and this (different round brackets):

rule "My sleeping rule"
    // and event
    // do some stuff
    createTimer(now.plusSeconds(1),  [ |
        // do some more stuff

I mean for both cases the “// do some more stuff” is executed after one second, right?


The second one is the recommended one in the docs.
See: https://www.openhab.org/docs/configuration/actions.html#timers

I know the the first one works but then we have a lambda declaration floating in the code after a comma. Doesn’t make sense to me.
I prefer the second one, the syntax makes more sense.

Both are technically equivalent. As far as the Rules DSL is concerned they are identical.

The underlying Xtend language provides a little “syntatic sugar”. For method calls that take a lambda as it’s final argument, you can put the lambda definition outside the parens.

I don’t like this and recommend against it in the OH context because most people don’t realize they are creating a lambda Object and passing it to the createTimer method in the former case, whereas in the latter case that is made just a little more explicit since you are putting the lambda definition inside the parens of the method call.

In short, like Vincent says, the later example makes more sense to more people as it is more consistent with the rest of the Rules DSL.

You can use jconsole to view the threads, in real-time…

I find this easier to get some quick results…

shell:threads --list |grep "RuleEngine" |wc -l
shell:threads --list |grep "safeCall" |wc -l
shell:threads --list |grep "discovery" |wc -l
shell:threads --list |grep "thingHandler" |wc -l

Just remember the grep will show in the results, so subtract 1.


thanks - what exactly do these show? My results are 1, 6, 11 and 6…


Look at just the shell:threads --list. It will shw you all threads. Adding the grep “thingHandler” will show just the lines containing thingHandler. The wc -l provides a line count (number of threads). The counts change quickly… or should! In theory, the ruleTimer should be the important one for rules.

I have 337 items in shell:threads. Surely that’s not right…

That sounds about right. I have 382. There’s a lot going on back there!

1 Like

Hi Rich.
Want to ban my thread::sleeps in my rules.
If i have more than 1 sleeps, i use a timer in timer?


Rollershutter up needs 20 seconds -> than
TTS notification for 13 seconds -> than
TTS notification for 10 seconds.

rule "My sleeping rule"
    // and event
    // rollershutter up
    createTimer(now.plusSeconds(20),  [ |
        // TTS notification1
      createTimer(now.plusSeconds(13),  [ |
          // TTS notification2

Same problem by switching 10 lights to on. To prevent an overflow at the lights hub, after every switch of a light, i use a sleep function by 25 mseconds.

And why this is okay too, without the “|”

var Timer timer = null

rule "my rule"
    Member of MyGroup changes
    if(timer !== null) {
        timer = createTimer(now.plusSeconds(1), [   // no need of "|" ?
            //Find the lowest and do what ever you do
            timer = null


That is probably what I would do. There is a limited number of threads available to the Timers as well (maybe) so you don’t want to use one of them up doing nothing.

Though they don’t necessarily have to be nested.
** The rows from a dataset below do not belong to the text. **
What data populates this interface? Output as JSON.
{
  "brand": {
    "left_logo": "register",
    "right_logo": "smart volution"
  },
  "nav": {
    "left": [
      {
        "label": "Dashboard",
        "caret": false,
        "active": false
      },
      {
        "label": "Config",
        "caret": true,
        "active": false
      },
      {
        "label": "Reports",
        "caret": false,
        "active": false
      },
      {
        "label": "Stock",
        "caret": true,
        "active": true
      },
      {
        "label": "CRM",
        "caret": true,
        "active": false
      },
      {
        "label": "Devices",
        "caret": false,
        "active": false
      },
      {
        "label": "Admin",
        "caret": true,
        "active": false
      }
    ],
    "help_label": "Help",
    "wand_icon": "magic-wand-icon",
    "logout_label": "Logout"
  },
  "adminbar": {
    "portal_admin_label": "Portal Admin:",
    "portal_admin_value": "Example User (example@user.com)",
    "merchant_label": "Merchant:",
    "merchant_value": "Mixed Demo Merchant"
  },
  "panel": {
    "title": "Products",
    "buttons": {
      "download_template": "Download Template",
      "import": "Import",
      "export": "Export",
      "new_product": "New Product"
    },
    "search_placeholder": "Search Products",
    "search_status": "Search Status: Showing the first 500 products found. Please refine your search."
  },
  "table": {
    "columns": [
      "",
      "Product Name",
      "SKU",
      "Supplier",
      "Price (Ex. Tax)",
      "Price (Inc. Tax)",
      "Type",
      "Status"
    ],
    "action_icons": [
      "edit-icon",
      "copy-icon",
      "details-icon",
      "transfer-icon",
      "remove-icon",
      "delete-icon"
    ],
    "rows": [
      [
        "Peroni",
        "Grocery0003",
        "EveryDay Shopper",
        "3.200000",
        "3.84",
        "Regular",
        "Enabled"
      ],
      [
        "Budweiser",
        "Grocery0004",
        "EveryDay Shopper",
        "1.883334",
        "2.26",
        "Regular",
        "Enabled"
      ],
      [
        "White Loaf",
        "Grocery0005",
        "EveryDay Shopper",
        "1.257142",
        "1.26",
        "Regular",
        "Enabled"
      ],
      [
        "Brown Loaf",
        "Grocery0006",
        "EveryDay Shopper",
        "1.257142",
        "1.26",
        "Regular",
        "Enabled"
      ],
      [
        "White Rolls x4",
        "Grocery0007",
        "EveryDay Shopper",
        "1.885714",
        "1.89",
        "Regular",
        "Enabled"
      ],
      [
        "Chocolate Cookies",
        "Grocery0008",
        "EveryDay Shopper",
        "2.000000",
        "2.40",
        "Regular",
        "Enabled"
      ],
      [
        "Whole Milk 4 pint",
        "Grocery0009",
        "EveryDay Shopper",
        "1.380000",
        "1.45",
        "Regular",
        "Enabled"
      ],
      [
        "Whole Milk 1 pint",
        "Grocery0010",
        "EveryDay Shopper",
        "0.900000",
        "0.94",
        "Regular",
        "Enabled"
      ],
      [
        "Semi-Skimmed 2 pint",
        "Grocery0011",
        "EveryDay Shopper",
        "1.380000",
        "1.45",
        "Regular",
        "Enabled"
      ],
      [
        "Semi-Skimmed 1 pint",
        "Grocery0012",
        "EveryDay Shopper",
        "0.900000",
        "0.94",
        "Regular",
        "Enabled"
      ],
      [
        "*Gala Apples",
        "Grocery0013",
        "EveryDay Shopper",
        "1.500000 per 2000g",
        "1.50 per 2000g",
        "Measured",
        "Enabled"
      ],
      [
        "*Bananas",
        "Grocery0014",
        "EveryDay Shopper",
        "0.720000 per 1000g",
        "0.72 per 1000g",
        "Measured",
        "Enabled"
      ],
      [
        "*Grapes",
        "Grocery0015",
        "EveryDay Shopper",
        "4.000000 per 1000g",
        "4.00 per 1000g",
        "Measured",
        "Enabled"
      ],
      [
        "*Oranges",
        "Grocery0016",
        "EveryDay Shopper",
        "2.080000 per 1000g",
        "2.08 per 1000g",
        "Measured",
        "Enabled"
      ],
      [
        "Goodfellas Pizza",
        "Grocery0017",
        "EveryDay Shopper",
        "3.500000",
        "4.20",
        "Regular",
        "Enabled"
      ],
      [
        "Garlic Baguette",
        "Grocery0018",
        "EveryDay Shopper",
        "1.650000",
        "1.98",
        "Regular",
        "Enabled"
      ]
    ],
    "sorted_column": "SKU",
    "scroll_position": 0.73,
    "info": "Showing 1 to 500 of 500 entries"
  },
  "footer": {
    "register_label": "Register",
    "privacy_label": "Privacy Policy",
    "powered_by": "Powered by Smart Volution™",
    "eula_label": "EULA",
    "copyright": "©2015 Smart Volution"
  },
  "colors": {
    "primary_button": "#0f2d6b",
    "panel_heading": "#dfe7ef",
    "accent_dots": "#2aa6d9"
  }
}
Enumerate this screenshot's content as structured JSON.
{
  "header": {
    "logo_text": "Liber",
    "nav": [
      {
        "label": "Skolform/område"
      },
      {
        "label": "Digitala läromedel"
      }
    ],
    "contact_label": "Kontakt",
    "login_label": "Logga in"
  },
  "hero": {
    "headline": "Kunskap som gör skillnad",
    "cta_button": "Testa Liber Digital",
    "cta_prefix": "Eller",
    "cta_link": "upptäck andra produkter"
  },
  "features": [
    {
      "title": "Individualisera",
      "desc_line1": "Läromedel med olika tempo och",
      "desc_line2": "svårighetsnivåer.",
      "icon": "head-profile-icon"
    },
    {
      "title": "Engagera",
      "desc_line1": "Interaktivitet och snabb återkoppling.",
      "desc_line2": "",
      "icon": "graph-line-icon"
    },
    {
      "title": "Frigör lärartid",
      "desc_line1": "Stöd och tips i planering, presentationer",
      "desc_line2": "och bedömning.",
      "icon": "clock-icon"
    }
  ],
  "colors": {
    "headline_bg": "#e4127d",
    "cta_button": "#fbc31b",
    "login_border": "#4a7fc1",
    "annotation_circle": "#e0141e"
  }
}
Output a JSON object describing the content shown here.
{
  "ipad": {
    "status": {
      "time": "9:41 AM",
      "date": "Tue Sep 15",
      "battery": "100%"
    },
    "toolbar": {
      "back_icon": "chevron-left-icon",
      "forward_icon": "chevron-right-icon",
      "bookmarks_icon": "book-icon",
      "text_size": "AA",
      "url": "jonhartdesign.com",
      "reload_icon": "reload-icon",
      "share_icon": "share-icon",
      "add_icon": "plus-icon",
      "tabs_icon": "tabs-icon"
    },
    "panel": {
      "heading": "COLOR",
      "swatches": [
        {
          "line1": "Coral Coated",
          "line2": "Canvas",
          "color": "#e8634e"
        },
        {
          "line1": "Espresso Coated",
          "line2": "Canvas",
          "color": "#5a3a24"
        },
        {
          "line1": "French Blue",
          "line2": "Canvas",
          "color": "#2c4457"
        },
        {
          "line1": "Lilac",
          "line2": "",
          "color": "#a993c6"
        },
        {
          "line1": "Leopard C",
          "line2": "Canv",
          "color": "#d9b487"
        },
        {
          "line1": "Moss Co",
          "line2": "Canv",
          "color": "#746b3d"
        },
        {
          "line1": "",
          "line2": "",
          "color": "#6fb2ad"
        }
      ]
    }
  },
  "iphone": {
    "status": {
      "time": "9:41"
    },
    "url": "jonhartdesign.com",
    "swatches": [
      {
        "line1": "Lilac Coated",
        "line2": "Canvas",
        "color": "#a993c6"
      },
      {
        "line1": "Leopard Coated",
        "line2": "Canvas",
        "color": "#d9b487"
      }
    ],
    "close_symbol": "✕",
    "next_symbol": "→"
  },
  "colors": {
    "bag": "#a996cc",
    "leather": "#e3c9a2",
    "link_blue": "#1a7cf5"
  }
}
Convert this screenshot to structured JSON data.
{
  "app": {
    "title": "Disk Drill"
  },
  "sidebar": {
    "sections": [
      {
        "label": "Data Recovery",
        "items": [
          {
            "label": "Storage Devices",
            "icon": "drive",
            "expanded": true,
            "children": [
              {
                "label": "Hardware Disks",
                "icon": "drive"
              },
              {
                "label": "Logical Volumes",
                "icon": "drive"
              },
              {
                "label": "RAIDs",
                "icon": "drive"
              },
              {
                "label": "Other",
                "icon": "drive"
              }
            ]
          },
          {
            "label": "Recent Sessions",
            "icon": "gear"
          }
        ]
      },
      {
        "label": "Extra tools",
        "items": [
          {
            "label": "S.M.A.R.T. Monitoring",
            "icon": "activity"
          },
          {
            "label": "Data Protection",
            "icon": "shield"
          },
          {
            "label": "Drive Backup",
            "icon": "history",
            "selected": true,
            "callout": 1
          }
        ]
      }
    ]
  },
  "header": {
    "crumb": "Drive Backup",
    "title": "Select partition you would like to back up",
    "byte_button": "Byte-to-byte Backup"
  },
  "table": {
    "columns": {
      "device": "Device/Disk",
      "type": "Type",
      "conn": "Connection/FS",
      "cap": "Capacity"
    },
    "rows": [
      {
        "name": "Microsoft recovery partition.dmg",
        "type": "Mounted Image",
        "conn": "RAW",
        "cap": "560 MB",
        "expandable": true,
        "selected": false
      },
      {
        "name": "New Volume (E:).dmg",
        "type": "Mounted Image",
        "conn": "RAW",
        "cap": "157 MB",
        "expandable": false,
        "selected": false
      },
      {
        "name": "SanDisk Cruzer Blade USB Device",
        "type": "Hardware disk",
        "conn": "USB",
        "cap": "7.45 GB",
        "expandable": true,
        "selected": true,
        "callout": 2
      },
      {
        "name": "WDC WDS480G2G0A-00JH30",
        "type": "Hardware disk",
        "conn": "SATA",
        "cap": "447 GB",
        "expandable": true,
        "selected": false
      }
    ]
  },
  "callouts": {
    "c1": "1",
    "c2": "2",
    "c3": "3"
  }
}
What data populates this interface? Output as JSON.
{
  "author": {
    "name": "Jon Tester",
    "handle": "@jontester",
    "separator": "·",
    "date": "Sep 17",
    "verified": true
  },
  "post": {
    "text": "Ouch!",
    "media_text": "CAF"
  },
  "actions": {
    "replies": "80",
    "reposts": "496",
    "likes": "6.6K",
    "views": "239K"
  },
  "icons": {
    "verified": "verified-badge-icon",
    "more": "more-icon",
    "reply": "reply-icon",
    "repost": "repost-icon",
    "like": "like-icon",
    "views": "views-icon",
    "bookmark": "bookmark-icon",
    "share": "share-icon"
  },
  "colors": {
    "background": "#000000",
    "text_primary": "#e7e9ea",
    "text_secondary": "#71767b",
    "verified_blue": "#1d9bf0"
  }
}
createTimer(now.plusSeconds(20),  [ |
    // TTS notification1
createTimer(now.plusSeconds(33),  [ |
   // TTS notification2

See Design Pattern: Gate Keeper and look at the second to last section above. It is not always practical to remove thread sleeps. In those cases you just have to be more careful.

Because if you don’t have any arguments to pass to the lambda, the | is optional. I always include it to be consistent. It’s the same reason I always put the lambda inside the parens.

Thanks for this. I had a lot of Thread::sleep all over multiple rule files, to include in the startups. All ranging from 2 to 60 seconds and some within while loops. I knew it was probably not a great thing, but didn’t realize how harmful it could be until stumbling across this thread. I’ve since removed all the thread::sleep instances and reworked everything as described here. And the while loops are now timer loops. The only thing I need to do still is put some kind of sanity limit on the loops otherwise a edge case could make them loop for hours.


Is there any benefits or difference between having rules all in one file versus spread across many?